START Data provided

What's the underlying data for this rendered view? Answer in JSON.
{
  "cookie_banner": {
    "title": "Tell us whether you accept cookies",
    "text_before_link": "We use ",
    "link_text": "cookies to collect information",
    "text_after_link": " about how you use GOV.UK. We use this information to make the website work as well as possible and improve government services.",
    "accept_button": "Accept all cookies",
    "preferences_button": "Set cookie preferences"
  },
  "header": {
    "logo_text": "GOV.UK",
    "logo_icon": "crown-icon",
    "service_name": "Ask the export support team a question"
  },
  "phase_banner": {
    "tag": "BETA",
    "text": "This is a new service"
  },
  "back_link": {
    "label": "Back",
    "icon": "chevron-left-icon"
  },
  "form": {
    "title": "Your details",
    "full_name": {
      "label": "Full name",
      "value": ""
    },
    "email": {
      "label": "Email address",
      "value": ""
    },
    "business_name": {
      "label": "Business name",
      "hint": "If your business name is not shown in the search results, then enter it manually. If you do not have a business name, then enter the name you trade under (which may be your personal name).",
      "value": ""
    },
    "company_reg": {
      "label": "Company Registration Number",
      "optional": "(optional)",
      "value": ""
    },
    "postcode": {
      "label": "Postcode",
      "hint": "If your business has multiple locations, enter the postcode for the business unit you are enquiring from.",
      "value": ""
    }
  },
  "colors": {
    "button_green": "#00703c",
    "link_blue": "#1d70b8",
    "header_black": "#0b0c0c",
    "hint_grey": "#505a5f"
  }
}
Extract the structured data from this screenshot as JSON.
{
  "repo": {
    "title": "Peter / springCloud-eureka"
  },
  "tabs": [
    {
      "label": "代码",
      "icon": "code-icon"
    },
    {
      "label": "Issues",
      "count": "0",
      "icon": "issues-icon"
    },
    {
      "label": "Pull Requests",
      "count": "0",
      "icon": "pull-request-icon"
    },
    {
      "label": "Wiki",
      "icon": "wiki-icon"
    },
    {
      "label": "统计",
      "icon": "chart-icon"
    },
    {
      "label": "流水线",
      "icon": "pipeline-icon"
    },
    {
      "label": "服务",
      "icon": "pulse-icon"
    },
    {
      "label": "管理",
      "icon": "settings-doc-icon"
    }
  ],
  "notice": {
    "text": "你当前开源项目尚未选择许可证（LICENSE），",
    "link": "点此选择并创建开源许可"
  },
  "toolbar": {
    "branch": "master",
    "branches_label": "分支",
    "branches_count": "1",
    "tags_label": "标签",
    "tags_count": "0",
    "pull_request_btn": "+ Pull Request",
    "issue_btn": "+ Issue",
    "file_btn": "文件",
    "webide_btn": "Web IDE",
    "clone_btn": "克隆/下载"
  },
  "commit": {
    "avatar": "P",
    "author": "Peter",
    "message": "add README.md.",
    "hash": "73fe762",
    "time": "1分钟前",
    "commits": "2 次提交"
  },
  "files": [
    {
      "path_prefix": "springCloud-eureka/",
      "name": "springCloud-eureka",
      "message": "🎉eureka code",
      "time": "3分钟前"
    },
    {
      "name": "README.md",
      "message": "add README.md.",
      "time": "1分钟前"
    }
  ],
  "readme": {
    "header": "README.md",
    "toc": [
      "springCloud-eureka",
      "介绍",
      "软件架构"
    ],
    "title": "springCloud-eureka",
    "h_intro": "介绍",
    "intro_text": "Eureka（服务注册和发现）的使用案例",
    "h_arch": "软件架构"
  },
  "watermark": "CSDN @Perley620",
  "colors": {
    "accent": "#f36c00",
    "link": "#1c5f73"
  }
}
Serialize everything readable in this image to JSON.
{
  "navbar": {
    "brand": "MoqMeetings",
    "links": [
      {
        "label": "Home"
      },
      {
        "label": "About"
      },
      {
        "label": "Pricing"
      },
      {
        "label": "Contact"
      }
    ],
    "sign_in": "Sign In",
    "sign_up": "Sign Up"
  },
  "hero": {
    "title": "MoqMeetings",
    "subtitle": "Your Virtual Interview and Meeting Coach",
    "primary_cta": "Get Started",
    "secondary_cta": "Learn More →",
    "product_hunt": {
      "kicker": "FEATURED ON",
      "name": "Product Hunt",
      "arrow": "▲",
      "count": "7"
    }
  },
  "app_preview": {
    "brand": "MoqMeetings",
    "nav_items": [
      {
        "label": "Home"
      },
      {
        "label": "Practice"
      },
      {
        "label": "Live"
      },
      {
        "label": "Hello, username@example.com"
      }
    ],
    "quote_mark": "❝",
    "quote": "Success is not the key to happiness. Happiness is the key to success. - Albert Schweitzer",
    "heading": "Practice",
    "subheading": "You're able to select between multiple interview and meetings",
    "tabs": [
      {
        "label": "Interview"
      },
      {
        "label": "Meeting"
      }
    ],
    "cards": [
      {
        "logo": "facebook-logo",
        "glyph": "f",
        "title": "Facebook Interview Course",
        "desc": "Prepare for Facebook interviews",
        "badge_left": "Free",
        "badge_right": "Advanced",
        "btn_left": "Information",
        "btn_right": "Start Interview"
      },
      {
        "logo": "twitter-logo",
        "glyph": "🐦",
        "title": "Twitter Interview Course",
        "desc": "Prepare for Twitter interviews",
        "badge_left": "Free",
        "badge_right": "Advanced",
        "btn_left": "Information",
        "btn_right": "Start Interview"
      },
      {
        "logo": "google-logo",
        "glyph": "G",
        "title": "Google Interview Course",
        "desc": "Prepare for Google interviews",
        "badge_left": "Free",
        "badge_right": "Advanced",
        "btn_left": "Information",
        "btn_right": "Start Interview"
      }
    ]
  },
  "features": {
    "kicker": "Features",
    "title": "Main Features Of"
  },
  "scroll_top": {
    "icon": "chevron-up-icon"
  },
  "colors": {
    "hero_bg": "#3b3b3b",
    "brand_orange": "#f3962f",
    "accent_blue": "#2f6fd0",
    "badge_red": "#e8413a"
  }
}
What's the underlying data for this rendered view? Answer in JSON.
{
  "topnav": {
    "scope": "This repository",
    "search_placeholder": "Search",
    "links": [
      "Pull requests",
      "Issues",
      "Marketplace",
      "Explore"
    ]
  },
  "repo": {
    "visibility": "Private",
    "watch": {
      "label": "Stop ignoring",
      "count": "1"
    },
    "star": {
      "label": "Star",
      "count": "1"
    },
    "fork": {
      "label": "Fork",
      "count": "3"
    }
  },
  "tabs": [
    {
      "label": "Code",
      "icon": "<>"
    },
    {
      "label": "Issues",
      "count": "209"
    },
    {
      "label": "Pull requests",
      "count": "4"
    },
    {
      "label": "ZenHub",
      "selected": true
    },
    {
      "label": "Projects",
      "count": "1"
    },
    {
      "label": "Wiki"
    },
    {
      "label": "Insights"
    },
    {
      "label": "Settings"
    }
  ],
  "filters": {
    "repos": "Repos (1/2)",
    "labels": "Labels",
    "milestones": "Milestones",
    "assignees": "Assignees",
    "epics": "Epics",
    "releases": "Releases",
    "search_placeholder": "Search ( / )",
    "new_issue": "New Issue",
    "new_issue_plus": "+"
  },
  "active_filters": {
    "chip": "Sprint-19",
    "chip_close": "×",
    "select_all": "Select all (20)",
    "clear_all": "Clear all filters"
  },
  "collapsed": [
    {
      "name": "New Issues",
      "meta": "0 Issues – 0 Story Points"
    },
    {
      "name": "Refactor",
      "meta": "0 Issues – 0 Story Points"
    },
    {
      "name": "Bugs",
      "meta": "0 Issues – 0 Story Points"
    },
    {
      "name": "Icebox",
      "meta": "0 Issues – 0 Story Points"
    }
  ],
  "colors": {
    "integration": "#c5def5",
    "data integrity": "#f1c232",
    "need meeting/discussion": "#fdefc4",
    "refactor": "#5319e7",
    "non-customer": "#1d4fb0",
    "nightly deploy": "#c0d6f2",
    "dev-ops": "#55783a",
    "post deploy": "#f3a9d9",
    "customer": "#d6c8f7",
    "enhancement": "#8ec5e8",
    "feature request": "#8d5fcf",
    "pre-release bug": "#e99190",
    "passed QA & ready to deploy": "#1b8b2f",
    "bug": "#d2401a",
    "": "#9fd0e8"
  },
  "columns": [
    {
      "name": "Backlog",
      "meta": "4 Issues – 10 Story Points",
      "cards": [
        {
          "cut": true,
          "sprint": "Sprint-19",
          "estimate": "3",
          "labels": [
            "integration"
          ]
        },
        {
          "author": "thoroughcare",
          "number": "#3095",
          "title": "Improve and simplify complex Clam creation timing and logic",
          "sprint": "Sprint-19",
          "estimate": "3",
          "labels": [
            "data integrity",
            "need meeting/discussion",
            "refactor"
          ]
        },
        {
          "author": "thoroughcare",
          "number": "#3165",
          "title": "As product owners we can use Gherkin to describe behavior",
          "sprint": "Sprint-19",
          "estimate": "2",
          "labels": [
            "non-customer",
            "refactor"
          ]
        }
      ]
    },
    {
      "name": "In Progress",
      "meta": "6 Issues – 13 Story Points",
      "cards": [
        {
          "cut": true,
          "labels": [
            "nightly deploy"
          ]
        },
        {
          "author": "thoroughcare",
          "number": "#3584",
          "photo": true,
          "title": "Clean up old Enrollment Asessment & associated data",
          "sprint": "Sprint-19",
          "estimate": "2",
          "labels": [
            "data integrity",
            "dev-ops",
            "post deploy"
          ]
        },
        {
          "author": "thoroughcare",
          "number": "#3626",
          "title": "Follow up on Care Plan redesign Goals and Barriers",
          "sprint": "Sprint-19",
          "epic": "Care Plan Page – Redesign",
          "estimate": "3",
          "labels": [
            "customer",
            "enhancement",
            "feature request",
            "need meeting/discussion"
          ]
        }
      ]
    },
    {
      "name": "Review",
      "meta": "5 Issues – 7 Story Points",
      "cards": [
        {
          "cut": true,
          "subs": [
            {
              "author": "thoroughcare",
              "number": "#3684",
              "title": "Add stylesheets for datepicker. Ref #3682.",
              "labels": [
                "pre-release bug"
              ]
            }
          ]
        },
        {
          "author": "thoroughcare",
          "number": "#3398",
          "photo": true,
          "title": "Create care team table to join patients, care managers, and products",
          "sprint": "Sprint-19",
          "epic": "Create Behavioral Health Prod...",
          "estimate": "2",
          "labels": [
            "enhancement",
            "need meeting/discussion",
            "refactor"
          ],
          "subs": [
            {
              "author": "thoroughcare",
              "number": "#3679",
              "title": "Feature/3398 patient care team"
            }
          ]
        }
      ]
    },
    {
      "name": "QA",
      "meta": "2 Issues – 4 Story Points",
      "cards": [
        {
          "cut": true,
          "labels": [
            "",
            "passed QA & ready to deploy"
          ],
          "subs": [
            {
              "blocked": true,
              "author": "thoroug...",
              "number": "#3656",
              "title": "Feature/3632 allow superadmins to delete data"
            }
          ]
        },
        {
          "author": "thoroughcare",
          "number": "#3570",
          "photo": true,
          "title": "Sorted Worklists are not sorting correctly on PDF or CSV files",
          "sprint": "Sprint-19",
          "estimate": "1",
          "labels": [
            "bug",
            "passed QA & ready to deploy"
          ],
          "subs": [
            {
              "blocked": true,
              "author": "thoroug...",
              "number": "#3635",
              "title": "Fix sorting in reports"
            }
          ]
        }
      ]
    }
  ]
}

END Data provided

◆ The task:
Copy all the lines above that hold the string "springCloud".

◆ The answer:
    "title": "Peter / springCloud-eureka"
      "path_prefix": "springCloud-eureka/",
      "name": "springCloud-eureka",
      "springCloud-eureka",
    "title": "springCloud-eureka",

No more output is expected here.